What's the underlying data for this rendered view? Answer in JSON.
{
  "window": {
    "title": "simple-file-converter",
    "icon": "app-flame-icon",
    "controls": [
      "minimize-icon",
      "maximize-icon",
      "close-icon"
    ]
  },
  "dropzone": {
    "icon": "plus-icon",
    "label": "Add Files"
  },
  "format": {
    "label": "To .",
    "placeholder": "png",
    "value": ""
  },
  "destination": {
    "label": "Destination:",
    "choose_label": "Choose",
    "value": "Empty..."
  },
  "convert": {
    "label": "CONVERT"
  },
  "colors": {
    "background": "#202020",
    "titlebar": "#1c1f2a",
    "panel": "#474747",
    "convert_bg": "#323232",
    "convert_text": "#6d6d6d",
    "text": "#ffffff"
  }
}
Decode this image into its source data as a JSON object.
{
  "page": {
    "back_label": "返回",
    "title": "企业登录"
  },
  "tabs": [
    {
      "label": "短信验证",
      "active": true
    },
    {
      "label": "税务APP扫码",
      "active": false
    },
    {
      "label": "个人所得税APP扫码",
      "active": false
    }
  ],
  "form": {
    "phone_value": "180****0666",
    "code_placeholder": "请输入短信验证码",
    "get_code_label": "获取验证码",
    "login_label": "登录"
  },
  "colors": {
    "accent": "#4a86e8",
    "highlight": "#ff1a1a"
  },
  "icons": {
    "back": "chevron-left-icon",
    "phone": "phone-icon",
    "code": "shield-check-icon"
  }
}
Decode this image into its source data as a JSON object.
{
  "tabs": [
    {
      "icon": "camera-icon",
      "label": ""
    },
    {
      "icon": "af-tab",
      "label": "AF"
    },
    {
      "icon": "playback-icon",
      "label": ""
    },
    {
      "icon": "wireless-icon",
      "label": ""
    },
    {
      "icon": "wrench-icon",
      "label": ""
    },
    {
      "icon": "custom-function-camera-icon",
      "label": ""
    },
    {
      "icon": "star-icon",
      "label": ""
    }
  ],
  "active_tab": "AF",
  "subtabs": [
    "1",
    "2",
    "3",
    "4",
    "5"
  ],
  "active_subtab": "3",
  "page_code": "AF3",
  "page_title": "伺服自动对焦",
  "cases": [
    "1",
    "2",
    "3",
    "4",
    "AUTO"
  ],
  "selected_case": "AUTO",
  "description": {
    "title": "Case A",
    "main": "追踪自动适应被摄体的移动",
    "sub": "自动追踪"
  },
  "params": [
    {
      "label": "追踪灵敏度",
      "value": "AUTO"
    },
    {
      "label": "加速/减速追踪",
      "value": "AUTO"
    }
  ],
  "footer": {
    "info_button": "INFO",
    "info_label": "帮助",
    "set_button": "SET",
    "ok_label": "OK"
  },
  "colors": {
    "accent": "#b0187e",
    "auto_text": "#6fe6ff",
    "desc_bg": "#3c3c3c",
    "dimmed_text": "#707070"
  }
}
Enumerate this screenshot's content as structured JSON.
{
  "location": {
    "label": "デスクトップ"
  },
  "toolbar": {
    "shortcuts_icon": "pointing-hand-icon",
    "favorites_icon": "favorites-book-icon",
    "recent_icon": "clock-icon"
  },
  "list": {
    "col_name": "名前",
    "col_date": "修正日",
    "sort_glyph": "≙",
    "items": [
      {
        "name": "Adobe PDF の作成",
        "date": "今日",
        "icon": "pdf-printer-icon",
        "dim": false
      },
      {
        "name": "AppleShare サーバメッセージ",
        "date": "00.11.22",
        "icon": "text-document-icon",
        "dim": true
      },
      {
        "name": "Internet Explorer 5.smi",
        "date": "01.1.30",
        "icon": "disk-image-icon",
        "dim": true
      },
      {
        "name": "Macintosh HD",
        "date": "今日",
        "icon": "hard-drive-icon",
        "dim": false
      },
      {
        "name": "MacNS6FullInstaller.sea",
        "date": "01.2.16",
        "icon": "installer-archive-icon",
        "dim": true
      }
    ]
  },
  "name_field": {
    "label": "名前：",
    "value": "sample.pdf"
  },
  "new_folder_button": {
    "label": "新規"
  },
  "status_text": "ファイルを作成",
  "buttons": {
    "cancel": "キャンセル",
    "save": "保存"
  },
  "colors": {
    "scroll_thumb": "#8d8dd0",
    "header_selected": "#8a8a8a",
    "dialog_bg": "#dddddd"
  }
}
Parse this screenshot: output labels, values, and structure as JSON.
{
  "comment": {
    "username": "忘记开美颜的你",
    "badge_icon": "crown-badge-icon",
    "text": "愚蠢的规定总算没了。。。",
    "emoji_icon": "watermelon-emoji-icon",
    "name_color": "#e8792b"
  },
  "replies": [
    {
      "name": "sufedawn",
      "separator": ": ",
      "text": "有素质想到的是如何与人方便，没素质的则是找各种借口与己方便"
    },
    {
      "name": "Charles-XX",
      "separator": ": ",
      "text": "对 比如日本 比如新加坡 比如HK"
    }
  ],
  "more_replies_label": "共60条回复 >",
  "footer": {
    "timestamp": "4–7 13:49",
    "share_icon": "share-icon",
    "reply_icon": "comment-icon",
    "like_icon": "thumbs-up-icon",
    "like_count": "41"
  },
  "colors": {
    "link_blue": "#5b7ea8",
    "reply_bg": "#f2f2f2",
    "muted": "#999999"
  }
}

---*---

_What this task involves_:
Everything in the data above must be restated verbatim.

_Written answer_:
What's the underlying data for this rendered view? Answer in JSON.
{
  "window": {
    "title": "simple-file-converter",
    "icon": "app-flame-icon",
    "controls": [
      "minimize-icon",
      "maximize-icon",
      "close-icon"
    ]
  },
  "dropzone": {
    "icon": "plus-icon",
    "label": "Add Files"
  },
  "format": {
    "label": "To .",
    "placeholder": "png",
    "value": ""
  },
  "destination": {
    "label": "Destination:",
    "choose_label": "Choose",
    "value": "Empty..."
  },
  "convert": {
    "label": "CONVERT"
  },
  "colors": {
    "background": "#202020",
    "titlebar": "#1c1f2a",
    "panel": "#474747",
    "convert_bg": "#323232",
    "convert_text": "#6d6d6d",
    "text": "#ffffff"
  }
}
Decode this image into its source data as a JSON object.
{
  "page": {
    "back_label": "返回",
    "title": "企业登录"
  },
  "tabs": [
    {
      "label": "短信验证",
      "active": true
    },
    {
      "label": "税务APP扫码",
      "active": false
    },
    {
      "label": "个人所得税APP扫码",
      "active": false
    }
  ],
  "form": {
    "phone_value": "180****0666",
    "code_placeholder": "请输入短信验证码",
    "get_code_label": "获取验证码",
    "login_label": "登录"
  },
  "colors": {
    "accent": "#4a86e8",
    "highlight": "#ff1a1a"
  },
  "icons": {
    "back": "chevron-left-icon",
    "phone": "phone-icon",
    "code": "shield-check-icon"
  }
}
Decode this image into its source data as a JSON object.
{
  "tabs": [
    {
      "icon": "camera-icon",
      "label": ""
    },
    {
      "icon": "af-tab",
      "label": "AF"
    },
    {
      "icon": "playback-icon",
      "label": ""
    },
    {
      "icon": "wireless-icon",
      "label": ""
    },
    {
      "icon": "wrench-icon",
      "label": ""
    },
    {
      "icon": "custom-function-camera-icon",
      "label": ""
    },
    {
      "icon": "star-icon",
      "label": ""
    }
  ],
  "active_tab": "AF",
  "subtabs": [
    "1",
    "2",
    "3",
    "4",
    "5"
  ],
  "active_subtab": "3",
  "page_code": "AF3",
  "page_title": "伺服自动对焦",
  "cases": [
    "1",
    "2",
    "3",
    "4",
    "AUTO"
  ],
  "selected_case": "AUTO",
  "description": {
    "title": "Case A",
    "main": "追踪自动适应被摄体的移动",
    "sub": "自动追踪"
  },
  "params": [
    {
      "label": "追踪灵敏度",
      "value": "AUTO"
    },
    {
      "label": "加速/减速追踪",
      "value": "AUTO"
    }
  ],
  "footer": {
    "info_button": "INFO",
    "info_label": "帮助",
    "set_button": "SET",
    "ok_label": "OK"
  },
  "colors": {
    "accent": "#b0187e",
    "auto_text": "#6fe6ff",
    "desc_bg": "#3c3c3c",
    "dimmed_text": "#707070"
  }
}
Enumerate this screenshot's content as structured JSON.
{
  "location": {
    "label": "デスクトップ"
  },
  "toolbar": {
    "shortcuts_icon": "pointing-hand-icon",
    "favorites_icon": "favorites-book-icon",
    "recent_icon": "clock-icon"
  },
  "list": {
    "col_name": "名前",
    "col_date": "修正日",
    "sort_glyph": "≙",
    "items": [
      {
        "name": "Adobe PDF の作成",
        "date": "今日",
        "icon": "pdf-printer-icon",
        "dim": false
      },
      {
        "name": "AppleShare サーバメッセージ",
        "date": "00.11.22",
        "icon": "text-document-icon",
        "dim": true
      },
      {
        "name": "Internet Explorer 5.smi",
        "date": "01.1.30",
        "icon": "disk-image-icon",
        "dim": true
      },
      {
        "name": "Macintosh HD",
        "date": "今日",
        "icon": "hard-drive-icon",
        "dim": false
      },
      {
        "name": "MacNS6FullInstaller.sea",
        "date": "01.2.16",
        "icon": "installer-archive-icon",
        "dim": true
      }
    ]
  },
  "name_field": {
    "label": "名前：",
    "value": "sample.pdf"
  },
  "new_folder_button": {
    "label": "新規"
  },
  "status_text": "ファイルを作成",
  "buttons": {
    "cancel": "キャンセル",
    "save": "保存"
  },
  "colors": {
    "scroll_thumb": "#8d8dd0",
    "header_selected": "#8a8a8a",
    "dialog_bg": "#dddddd"
  }
}
Parse this screenshot: output labels, values, and structure as JSON.
{
  "comment": {
    "username": "忘记开美颜的你",
    "badge_icon": "crown-badge-icon",
    "text": "愚蠢的规定总算没了。。。",
    "emoji_icon": "watermelon-emoji-icon",
    "name_color": "#e8792b"
  },
  "replies": [
    {
      "name": "sufedawn",
      "separator": ": ",
      "text": "有素质想到的是如何与人方便，没素质的则是找各种借口与己方便"
    },
    {
      "name": "Charles-XX",
      "separator": ": ",
      "text": "对 比如日本 比如新加坡 比如HK"
    }
  ],
  "more_replies_label": "共60条回复 >",
  "footer": {
    "timestamp": "4–7 13:49",
    "share_icon": "share-icon",
    "reply_icon": "comment-icon",
    "like_icon": "thumbs-up-icon",
    "like_count": "41"
  },
  "colors": {
    "link_blue": "#5b7ea8",
    "reply_bg": "#f2f2f2",
    "muted": "#999999"
  }
}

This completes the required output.